While many of the songs on the album are highly detailed and intricate ensemble pieces, “Ever Present Always” features a more simple, yet elegant duet between Jeffrey’s folky fingerstyle guitar with slide guitar accents and the soulful cello of Eugene Friesen, best known as a member of The Paul Winter Consort. A very unique sound is heard in the swampy ambience of a track called “Southern Night In The Woods,” complete with crickets and the night sounds of nature. Here Jeffrey is accompanied by a good friend of his from the Cincinnati Symphony Orchestra, Paul Patterson on violin, viola, and cello, as well as additional cello by Eugene Friesen. I honestly don’t think I’ve ever heard anything quite like this unusual blend of instruments and influences, which defies description.
Another distinctive hybrid tune is “Let’s Go,” with its mélange of contemporary instrumental and country flavors. Along with some of the previously mentioned musician’s, adding to the mix on saxophone is Premik Russell Tubbs who has also played with an extremely wide array of artists including Santana, Lady Gaga, Sting, Elton John, and many others. After a couple more excellent ensemble pieces, the album draws to a conclusion with an easy rolling, laid back duet between Jeffrey and Premik Russell Tubbs that leaves the listener in a relaxed, yet energized state after the lavish musical banquet that this album provides.

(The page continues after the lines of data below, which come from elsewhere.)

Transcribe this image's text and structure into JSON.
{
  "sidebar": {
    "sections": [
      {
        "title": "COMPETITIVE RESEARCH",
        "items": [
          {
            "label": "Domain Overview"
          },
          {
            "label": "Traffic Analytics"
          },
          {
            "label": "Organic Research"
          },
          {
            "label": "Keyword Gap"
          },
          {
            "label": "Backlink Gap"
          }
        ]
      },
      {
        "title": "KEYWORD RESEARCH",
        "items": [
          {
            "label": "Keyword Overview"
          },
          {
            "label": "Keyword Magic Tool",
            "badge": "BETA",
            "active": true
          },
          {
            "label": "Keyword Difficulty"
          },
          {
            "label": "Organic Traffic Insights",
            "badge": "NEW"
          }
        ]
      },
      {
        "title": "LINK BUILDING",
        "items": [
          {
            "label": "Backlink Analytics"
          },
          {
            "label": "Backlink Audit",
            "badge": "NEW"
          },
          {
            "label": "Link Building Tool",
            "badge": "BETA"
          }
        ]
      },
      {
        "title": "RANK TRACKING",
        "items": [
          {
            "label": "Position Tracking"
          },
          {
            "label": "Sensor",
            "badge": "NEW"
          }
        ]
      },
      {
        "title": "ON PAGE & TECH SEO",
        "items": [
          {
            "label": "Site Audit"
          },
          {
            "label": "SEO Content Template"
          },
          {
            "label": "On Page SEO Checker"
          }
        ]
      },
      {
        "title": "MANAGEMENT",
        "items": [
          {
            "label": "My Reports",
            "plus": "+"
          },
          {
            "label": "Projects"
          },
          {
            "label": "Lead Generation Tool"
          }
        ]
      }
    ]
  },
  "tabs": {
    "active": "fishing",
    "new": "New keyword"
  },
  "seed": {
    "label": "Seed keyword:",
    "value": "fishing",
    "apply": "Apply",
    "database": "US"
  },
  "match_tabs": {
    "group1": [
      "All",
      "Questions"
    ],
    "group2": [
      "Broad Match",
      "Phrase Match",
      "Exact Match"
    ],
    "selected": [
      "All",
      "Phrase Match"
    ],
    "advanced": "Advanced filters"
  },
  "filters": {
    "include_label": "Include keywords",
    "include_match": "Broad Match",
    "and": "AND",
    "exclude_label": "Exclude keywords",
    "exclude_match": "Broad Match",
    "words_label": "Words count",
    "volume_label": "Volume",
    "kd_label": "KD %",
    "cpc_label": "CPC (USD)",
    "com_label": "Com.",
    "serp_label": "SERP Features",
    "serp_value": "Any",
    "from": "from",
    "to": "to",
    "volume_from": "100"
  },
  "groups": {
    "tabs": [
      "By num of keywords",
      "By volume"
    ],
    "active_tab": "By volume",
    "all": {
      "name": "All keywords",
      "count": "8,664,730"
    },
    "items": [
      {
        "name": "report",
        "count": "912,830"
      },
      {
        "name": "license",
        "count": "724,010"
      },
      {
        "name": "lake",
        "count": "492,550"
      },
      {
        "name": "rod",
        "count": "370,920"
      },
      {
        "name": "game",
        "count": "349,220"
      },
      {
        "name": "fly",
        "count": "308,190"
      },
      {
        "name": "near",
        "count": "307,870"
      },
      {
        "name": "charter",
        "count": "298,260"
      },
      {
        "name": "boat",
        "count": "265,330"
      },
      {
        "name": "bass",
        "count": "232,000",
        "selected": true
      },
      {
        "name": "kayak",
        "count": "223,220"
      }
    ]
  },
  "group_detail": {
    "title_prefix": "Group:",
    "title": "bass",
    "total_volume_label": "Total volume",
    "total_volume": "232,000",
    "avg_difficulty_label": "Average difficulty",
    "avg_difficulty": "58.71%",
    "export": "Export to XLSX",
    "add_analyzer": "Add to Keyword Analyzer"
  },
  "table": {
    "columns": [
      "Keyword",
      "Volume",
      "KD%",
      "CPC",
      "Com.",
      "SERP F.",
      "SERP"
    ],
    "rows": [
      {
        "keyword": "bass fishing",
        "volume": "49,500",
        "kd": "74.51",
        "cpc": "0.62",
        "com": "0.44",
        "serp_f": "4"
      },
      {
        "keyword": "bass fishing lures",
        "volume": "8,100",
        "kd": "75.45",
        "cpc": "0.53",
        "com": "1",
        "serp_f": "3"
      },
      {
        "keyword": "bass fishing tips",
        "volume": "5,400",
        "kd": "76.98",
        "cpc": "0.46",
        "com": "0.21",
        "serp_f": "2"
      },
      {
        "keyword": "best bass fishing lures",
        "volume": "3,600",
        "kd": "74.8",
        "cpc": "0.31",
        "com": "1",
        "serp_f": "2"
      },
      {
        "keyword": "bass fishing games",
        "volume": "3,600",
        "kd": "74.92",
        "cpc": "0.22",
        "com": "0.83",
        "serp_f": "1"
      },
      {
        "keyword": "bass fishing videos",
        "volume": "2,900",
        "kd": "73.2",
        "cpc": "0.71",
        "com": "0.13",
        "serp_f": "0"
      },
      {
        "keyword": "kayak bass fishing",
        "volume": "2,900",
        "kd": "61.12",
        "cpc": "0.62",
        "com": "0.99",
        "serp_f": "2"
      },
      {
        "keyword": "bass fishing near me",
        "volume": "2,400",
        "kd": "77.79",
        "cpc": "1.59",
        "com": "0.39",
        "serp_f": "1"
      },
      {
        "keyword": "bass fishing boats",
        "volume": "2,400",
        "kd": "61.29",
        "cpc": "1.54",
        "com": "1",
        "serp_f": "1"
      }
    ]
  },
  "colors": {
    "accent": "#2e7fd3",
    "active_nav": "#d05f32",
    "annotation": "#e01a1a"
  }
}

In a recent conversation I had with Tom Eaton, he referred to Jeffrey as “a serious player,” and I could not agree more. And Will Ackerman himself referred to Jeffrey’s music as “brilliant,” and remarked: “This is a remarkable piece of work, and we’re very proud to be a part of it.” Each of the many guitar styles Jeffrey plays are perfectly and tastefully executed, and the way they are blended and layered is masterful. I was also quite impressed with his songwriting skills, not only in the song itself, but also in the range of them throughout the album. Some of the ensemble pieces are elaborate with a number of accompanists which illuminate Jeffrey’s further talents as an arranger.
While I often write about albums that feature acoustic guitar, hearing slide guitar in this genre is a rare occurrence, so I greatly enjoyed Jeffrey’s unique take on it and the way he integrates it within a song, and with his other types of guitar playing. Everything In Between has something for everybody with its diverse stylistic influences and virtuoso performances, making for a truly “must hear” listening experience.